See, the underlying problem that keeps coming up in these article's comments section and in conversations I have with people, not only in person, but all over the internet is that this ignorance often morphs into something I like to call willful ignorance. You try to share statistics, research papers, medical articles, journal entries, books, and just plain common sense with people and it falls on deaf ears. They say the information is tainted, bias, unreliable, or the completely ignore the evidence and harp on one regurgitated statistic of their own. Yeah I am looking at you she-who-shall-not be named! This is why I am writing this totally opinionated blog post. I'll write another one chalked full of evidence later, but for now I just want to get this off my chest.

So what is the solution? How can we allow for value to be placed on both choices. I think first we have to teach everyone, women, men, doctors, nurses, insurance companies, hospitals, to value choice . Because let's face it, many do not. The system isn't set up for valuing choices or informed consent and decision making and that crap way of thinking just spreads in our society like a disease. We devalue the choices women make that do not mirror our own, and what's worst, we devalue our own right to have choices and this couldn't be more evident than in the birth practices. So I guess once again, my opinion is that everything begins with choice. Owning them, having them, respecting others, and understand what they are.
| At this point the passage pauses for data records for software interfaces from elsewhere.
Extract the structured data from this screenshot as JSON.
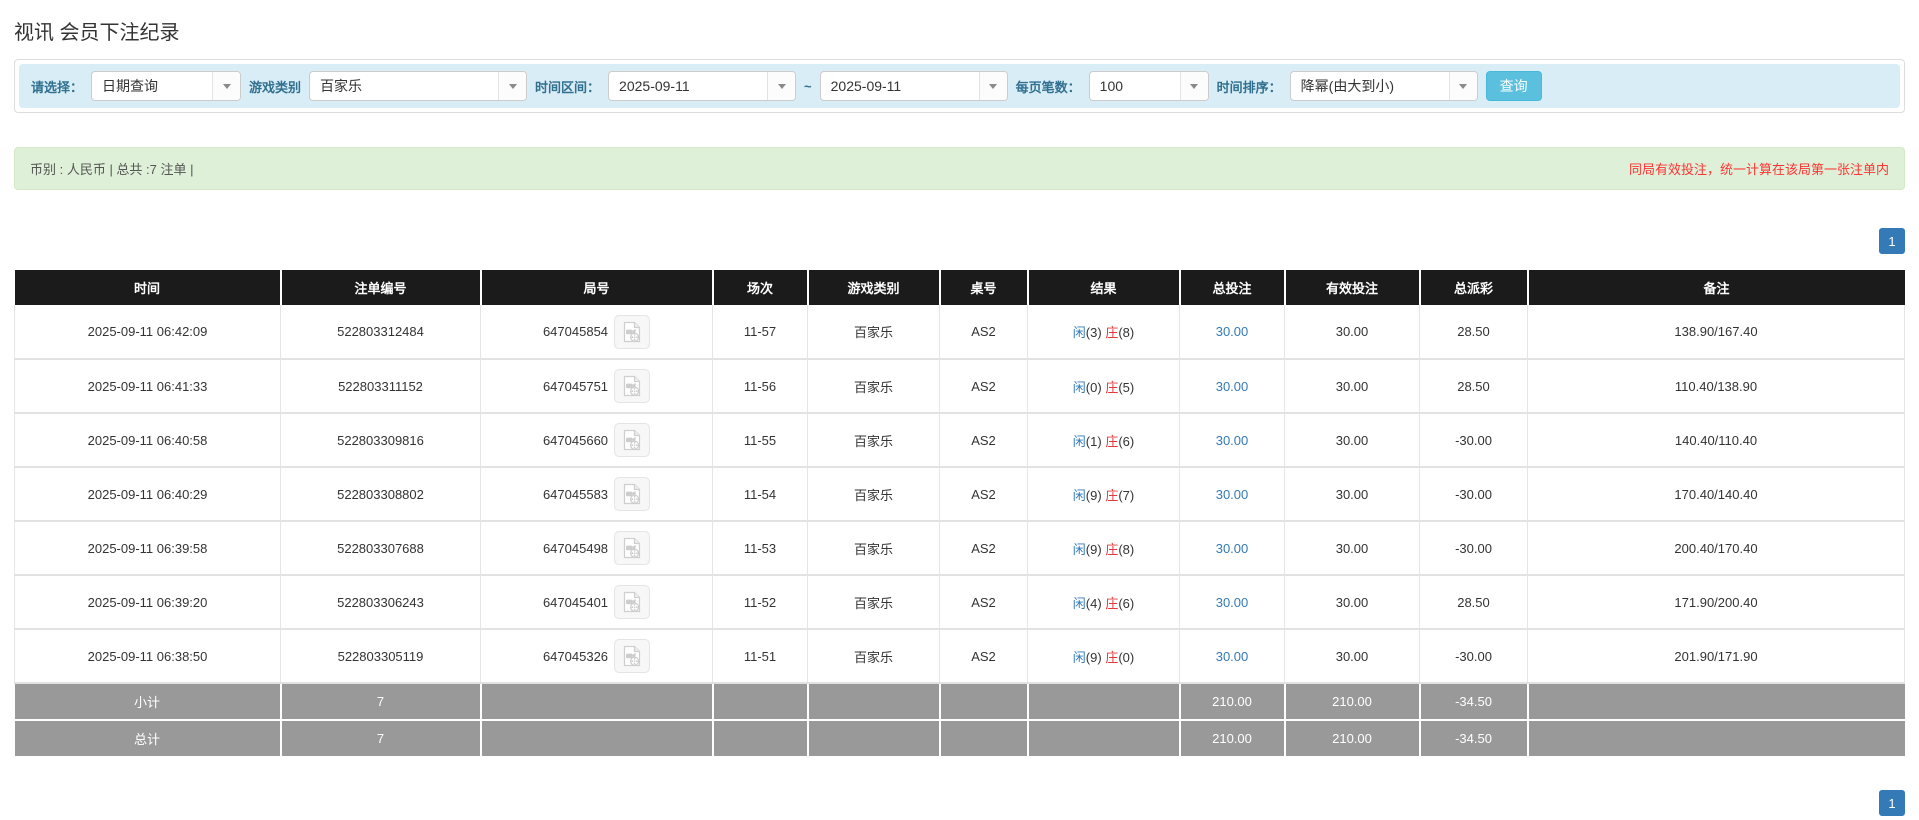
{
  "page": {
    "title": "视讯 会员下注纪录"
  },
  "colors": {
    "accent_blue": "#337ab7",
    "info_button": "#5bc0de",
    "banker_red": "#e4393c",
    "negative_red": "#ff0000",
    "header_black": "#1b1b1b",
    "footer_gray": "#999999",
    "alert_green_bg": "#dff0d8",
    "filter_blue_bg": "#d9edf7"
  },
  "filters": {
    "select_label": "请选择：",
    "select_value": "日期查询",
    "game_label": "游戏类别",
    "game_value": "百家乐",
    "range_label": "时间区间：",
    "date_from": "2025-09-11",
    "tilde": "~",
    "date_to": "2025-09-11",
    "page_size_label": "每页笔数：",
    "page_size_value": "100",
    "sort_label": "时间排序：",
    "sort_value": "降幂(由大到小)",
    "search_button": "查询"
  },
  "summary": {
    "left": "币别 : 人民币 | 总共 :7 注单 |",
    "right": "同局有效投注，统一计算在该局第一张注单内"
  },
  "pagination": {
    "page": "1"
  },
  "table": {
    "headers": [
      "时间",
      "注单编号",
      "局号",
      "场次",
      "游戏类别",
      "桌号",
      "结果",
      "总投注",
      "有效投注",
      "总派彩",
      "备注"
    ],
    "rows": [
      {
        "time": "2025-09-11 06:42:09",
        "bet_id": "522803312484",
        "round": "647045854",
        "session": "11-57",
        "game": "百家乐",
        "table_no": "AS2",
        "player": "闲",
        "player_n": "(3)",
        "banker": "庄",
        "banker_n": "(8)",
        "total_bet": "30.00",
        "valid_bet": "30.00",
        "payout": "28.50",
        "remark": "138.90/167.40"
      },
      {
        "time": "2025-09-11 06:41:33",
        "bet_id": "522803311152",
        "round": "647045751",
        "session": "11-56",
        "game": "百家乐",
        "table_no": "AS2",
        "player": "闲",
        "player_n": "(0)",
        "banker": "庄",
        "banker_n": "(5)",
        "total_bet": "30.00",
        "valid_bet": "30.00",
        "payout": "28.50",
        "remark": "110.40/138.90"
      },
      {
        "time": "2025-09-11 06:40:58",
        "bet_id": "522803309816",
        "round": "647045660",
        "session": "11-55",
        "game": "百家乐",
        "table_no": "AS2",
        "player": "闲",
        "player_n": "(1)",
        "banker": "庄",
        "banker_n": "(6)",
        "total_bet": "30.00",
        "valid_bet": "30.00",
        "payout": "-30.00",
        "remark": "140.40/110.40"
      },
      {
        "time": "2025-09-11 06:40:29",
        "bet_id": "522803308802",
        "round": "647045583",
        "session": "11-54",
        "game": "百家乐",
        "table_no": "AS2",
        "player": "闲",
        "player_n": "(9)",
        "banker": "庄",
        "banker_n": "(7)",
        "total_bet": "30.00",
        "valid_bet": "30.00",
        "payout": "-30.00",
        "remark": "170.40/140.40"
      },
      {
        "time": "2025-09-11 06:39:58",
        "bet_id": "522803307688",
        "round": "647045498",
        "session": "11-53",
        "game": "百家乐",
        "table_no": "AS2",
        "player": "闲",
        "player_n": "(9)",
        "banker": "庄",
        "banker_n": "(8)",
        "total_bet": "30.00",
        "valid_bet": "30.00",
        "payout": "-30.00",
        "remark": "200.40/170.40"
      },
      {
        "time": "2025-09-11 06:39:20",
        "bet_id": "522803306243",
        "round": "647045401",
        "session": "11-52",
        "game": "百家乐",
        "table_no": "AS2",
        "player": "闲",
        "player_n": "(4)",
        "banker": "庄",
        "banker_n": "(6)",
        "total_bet": "30.00",
        "valid_bet": "30.00",
        "payout": "28.50",
        "remark": "171.90/200.40"
      },
      {
        "time": "2025-09-11 06:38:50",
        "bet_id": "522803305119",
        "round": "647045326",
        "session": "11-51",
        "game": "百家乐",
        "table_no": "AS2",
        "player": "闲",
        "player_n": "(9)",
        "banker": "庄",
        "banker_n": "(0)",
        "total_bet": "30.00",
        "valid_bet": "30.00",
        "payout": "-30.00",
        "remark": "201.90/171.90"
      }
    ],
    "subtotal": {
      "label": "小计",
      "count": "7",
      "total_bet": "210.00",
      "valid_bet": "210.00",
      "payout": "-34.50"
    },
    "total": {
      "label": "总计",
      "count": "7",
      "total_bet": "210.00",
      "valid_bet": "210.00",
      "payout": "-34.50"
    }
  }
}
  1. Thank you for posting this. We chose a homebirth after much research and consideration. Our attempted homebirth ended in a transfer to the hospital and c-section. I just couldn't get our baby out on my own. She was never in distress and was born perfectly healthy. I am so thankful for being able to labor and push at home with my wonderful midwife. And I'm thankful for the doctor who performed the cesarean, who during the procedure let me know we could have a VBAC next time.

    I was fortunate to have a midwife and doctors who worked together. I am thankful for my choice!!

  2. "cite" any references.

    I had 6 homebirths after 3 hospital births...and I tend to believe MY later choices were better. They sure were better for me!
    Susan Peterson

  3. @ Eulogo's Oooh..I knew I wasn't going to get away with NO typo's writing this up at 11pm at night! :-)

    Anyway, when we use the word better I think we should always apply it personally. No one can argue with what you feel is better for you!

  4. The bottom line is educating yourself, knowing what you can handle, knowing what you are willing to risk, and taking responsibility for those choices. My first four children were born in the hospital. While the experience wasn't terrible, it wasn't what I was looking for. Four home births later,(one fabulous midwife, one unintentional unassisted, one midwife that was insane and worse than my hospital births, and one glorious by choice unassisted)I can confidently say it's for our family. My oldest daughter doesn't think she could birth at home without the drugs and was afraid I would be disappointed in her. My statement to her was "Honey, it's your body. Your baby. Your birth. You have to make the choices that are best for you and your baby. Educate yourself on all your options. That's all I will ever ask. And if you have a hospital birth, with all the bells and whistles, I will be there to cheer you on."
    We can't choose for another and should be respectful, but by golly, I expect the same from them! And I certainly will fight for my right to an educated choice!

  5. @ Crunchy - loving your comment just now, it's the same viewpoint I have myself. Your daughter is lucky to have such a intelligent, informed mother - go you! Wish there were more of us out there, the world might go round a bit easier.

    Loved this blog - I totally agree 100% with everything. I really wanted to do a homebirth this time around (I'm 14 and a half weeks along with number 2), especially after my awful experience having my son (33 1/2 hours of back labour resulting in an emergency c-section) - but have decided we cannot afford the cost of a private midwife ($3000 at the most, $1000 at the least! Corr!). I HAVE hired a doula this time, though, and have been reading EVERYTHING. I now have a very detailed birth plan that I fully expect (with the help of my awesome, ass-kicking doula) to be followed. I will not be going into this naive and trusting like I did with my son - nope, this time I'm going in eyes wide open and watching for EVERYTHING. The only way I will submit to intervention is if it is actually necessary, either for my life or my baby's. This is my last baby and I plan to make the birth experience wonderful, even if it is in a hospital. Haha, the hospital staff aren't going to like me very much - I've developed a real militant attitude lately thanks to all the reading...!!

    Keep up the awesome work, ladies!

  6. Amen and THANK YOU! Keep telling it!

  7. Great post!! I'm 6 weeks pregnant, and planning my first home birth (first was a trainwreck in the hospital ending in C-section, second was a natural, virtually intervention-free VBAC in the hospital, and this one will be at home), and I'm afraid to tell my friends and family because I don't want to hear the criticism. Now I might actually tell them before the birth, and if they try to "reason" with me, I will just ask them whatever happened to "my body, my choice"?

    It angers me that I even feel like I have to hide my home birth until after it happens. :/